• **GIVEN ENTRIES**:
++++++++++++++++++++

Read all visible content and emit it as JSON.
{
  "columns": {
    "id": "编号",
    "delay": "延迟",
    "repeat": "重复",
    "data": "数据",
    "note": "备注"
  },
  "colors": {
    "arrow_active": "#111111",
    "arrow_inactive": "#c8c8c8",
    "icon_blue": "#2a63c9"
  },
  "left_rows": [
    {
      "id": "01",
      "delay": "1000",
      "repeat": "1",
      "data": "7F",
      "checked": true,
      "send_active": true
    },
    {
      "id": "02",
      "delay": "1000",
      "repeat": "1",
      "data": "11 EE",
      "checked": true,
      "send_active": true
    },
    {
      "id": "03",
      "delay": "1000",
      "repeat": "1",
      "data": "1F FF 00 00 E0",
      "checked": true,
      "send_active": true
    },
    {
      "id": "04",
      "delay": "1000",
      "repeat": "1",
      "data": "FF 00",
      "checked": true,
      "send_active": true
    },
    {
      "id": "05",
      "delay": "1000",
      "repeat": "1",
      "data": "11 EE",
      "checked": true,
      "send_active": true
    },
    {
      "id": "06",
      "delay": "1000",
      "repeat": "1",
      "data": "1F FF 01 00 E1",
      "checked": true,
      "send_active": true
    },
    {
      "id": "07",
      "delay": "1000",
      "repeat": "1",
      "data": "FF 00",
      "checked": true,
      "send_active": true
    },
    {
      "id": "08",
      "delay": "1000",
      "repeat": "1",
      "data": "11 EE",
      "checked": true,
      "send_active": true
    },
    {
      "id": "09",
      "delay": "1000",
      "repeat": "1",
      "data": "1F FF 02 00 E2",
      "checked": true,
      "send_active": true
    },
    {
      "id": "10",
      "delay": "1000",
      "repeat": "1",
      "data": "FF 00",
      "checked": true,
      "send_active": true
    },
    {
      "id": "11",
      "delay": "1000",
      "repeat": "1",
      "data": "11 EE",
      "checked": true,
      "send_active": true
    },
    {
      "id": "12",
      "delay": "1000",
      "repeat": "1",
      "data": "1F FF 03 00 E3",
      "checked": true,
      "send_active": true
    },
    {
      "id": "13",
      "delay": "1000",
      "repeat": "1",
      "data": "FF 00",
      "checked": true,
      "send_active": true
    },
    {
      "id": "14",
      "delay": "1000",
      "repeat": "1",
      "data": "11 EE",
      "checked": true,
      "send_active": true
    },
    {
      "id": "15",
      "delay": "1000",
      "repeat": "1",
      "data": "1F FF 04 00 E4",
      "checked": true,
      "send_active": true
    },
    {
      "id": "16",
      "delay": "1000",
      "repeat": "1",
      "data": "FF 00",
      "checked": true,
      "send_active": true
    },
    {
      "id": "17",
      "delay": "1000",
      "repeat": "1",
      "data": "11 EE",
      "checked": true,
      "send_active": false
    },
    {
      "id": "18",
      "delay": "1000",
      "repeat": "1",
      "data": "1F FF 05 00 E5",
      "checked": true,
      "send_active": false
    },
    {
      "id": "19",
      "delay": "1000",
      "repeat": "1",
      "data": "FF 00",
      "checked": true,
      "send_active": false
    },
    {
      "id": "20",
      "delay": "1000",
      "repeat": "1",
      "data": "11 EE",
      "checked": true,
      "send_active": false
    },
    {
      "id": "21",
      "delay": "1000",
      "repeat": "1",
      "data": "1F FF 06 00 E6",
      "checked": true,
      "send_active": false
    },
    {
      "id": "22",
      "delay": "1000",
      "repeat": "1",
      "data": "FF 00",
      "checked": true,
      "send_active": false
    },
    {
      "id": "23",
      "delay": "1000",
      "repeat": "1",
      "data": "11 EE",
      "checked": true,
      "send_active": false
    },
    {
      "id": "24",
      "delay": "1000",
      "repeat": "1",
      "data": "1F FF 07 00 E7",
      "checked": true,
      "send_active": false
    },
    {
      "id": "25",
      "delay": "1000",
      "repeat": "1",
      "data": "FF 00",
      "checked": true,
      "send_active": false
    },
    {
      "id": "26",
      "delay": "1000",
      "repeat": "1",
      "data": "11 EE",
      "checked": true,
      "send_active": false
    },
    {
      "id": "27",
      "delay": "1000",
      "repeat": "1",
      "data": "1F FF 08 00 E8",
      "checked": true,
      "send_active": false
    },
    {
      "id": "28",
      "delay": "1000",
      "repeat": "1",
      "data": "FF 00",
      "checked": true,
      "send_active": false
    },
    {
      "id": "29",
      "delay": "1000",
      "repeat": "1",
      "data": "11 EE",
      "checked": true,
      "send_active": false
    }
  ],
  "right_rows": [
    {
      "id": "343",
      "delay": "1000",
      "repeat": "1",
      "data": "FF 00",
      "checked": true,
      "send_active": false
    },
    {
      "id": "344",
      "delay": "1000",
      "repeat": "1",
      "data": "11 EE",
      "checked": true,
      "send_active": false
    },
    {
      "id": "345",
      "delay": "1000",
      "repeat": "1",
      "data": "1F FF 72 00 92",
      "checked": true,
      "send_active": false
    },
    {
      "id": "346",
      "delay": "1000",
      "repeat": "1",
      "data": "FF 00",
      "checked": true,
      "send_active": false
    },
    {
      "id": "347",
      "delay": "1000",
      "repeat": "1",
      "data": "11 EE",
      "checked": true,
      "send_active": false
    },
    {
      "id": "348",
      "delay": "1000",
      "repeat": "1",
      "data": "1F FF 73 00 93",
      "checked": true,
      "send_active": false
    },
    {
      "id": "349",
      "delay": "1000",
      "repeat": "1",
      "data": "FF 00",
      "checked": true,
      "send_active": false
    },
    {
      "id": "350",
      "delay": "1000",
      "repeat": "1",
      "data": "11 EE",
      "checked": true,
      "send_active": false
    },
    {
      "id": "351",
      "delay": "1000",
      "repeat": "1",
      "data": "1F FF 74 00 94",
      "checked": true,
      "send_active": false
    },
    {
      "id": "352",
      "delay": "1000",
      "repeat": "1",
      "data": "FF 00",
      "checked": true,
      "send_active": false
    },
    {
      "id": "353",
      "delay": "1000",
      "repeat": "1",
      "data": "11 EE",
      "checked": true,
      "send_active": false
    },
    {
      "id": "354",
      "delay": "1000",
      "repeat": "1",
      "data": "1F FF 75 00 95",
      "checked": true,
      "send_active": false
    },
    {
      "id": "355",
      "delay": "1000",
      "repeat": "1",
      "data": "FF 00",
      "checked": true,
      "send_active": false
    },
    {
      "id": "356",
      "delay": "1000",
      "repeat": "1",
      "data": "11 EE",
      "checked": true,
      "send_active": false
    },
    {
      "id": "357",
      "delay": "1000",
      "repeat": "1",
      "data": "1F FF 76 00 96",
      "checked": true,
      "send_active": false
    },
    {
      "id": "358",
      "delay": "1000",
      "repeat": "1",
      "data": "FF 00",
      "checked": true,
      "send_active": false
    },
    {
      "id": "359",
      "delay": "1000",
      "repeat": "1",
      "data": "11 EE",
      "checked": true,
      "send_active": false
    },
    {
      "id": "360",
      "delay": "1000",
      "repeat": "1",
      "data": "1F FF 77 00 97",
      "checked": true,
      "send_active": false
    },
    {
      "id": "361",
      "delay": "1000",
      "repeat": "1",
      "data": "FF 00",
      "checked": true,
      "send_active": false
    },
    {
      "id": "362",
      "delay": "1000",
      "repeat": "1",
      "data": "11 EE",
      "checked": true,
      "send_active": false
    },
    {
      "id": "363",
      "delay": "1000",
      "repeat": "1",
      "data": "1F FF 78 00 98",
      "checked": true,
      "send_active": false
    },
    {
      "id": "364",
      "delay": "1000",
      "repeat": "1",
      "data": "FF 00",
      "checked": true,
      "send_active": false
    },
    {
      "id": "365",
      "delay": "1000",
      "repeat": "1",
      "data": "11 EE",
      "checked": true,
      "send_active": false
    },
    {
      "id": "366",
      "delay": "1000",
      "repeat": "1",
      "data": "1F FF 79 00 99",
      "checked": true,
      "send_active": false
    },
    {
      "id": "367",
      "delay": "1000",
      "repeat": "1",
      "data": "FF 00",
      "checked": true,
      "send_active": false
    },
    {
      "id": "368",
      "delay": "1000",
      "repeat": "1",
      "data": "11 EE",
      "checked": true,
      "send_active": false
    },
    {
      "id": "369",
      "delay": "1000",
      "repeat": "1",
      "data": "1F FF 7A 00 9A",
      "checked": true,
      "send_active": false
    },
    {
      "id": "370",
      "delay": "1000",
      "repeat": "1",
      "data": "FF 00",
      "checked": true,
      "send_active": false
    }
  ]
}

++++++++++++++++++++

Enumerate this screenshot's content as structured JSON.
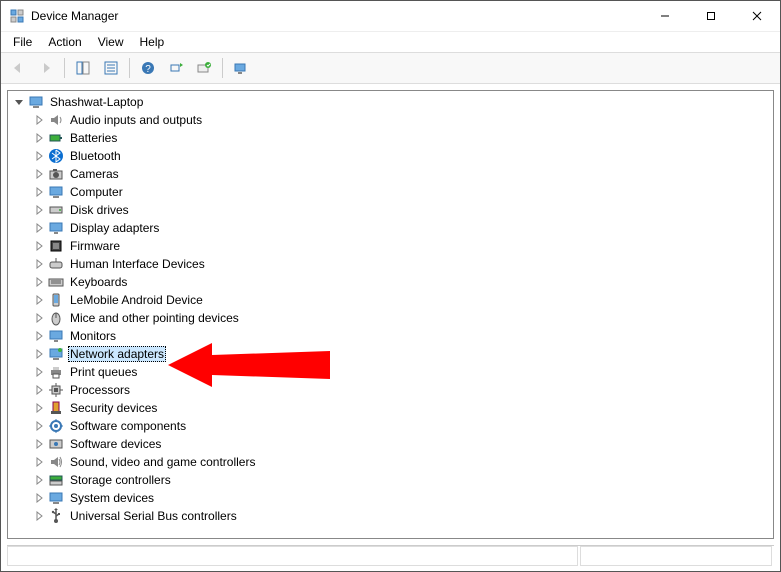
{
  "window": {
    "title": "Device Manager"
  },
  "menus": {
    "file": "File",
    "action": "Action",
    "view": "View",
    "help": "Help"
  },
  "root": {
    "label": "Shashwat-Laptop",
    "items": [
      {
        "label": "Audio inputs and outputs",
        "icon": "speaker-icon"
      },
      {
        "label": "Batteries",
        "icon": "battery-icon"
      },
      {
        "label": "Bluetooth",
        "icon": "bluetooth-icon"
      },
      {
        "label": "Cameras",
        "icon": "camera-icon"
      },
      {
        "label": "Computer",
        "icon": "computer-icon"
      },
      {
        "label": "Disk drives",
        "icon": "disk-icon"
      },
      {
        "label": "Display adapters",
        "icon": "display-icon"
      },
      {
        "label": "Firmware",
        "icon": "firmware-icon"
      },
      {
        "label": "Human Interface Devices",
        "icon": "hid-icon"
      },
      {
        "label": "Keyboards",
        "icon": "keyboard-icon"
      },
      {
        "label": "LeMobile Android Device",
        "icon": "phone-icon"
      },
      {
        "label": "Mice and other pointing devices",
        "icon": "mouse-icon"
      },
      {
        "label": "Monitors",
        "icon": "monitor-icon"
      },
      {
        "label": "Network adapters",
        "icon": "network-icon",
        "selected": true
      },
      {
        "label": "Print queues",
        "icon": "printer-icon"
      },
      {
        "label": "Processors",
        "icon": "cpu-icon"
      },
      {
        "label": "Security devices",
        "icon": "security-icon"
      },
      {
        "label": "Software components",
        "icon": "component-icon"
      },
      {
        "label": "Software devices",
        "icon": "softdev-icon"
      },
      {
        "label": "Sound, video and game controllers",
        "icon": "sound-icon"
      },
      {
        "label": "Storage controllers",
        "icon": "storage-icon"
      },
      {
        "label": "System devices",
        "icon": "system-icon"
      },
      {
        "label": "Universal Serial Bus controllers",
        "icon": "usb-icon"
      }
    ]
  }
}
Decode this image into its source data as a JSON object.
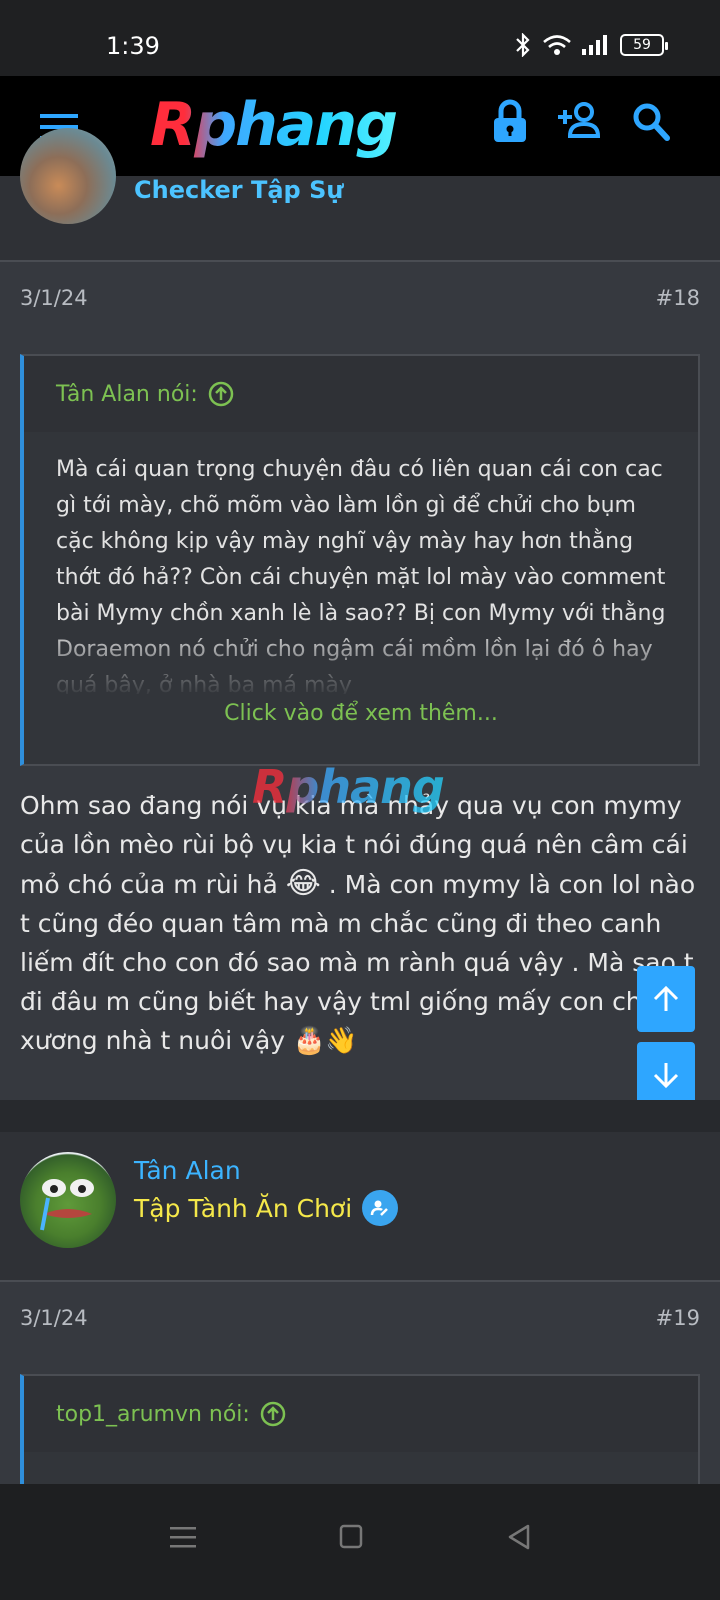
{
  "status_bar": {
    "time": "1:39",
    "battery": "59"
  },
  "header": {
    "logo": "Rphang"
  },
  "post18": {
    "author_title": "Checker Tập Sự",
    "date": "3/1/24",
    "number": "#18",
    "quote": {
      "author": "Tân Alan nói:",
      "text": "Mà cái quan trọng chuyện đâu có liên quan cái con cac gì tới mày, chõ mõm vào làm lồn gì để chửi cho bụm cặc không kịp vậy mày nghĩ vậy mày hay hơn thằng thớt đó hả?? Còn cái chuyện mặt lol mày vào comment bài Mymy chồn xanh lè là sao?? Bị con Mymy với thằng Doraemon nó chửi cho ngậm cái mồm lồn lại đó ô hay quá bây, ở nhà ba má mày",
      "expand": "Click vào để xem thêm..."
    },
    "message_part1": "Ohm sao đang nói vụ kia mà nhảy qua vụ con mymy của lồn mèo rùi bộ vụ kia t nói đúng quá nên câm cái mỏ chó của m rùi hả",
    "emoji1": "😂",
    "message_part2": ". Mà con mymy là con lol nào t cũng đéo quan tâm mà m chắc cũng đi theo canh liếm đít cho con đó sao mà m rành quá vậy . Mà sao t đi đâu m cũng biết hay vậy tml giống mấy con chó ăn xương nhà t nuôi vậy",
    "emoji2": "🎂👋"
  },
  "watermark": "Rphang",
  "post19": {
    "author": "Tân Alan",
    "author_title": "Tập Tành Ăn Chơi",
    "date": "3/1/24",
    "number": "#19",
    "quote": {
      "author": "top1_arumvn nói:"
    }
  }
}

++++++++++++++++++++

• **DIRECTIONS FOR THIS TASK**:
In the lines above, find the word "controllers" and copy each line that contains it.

• **OUTPUT BELOW**:
        "label": "Sound, video and game controllers",
        "label": "Storage controllers",
        "label": "Universal Serial Bus controllers",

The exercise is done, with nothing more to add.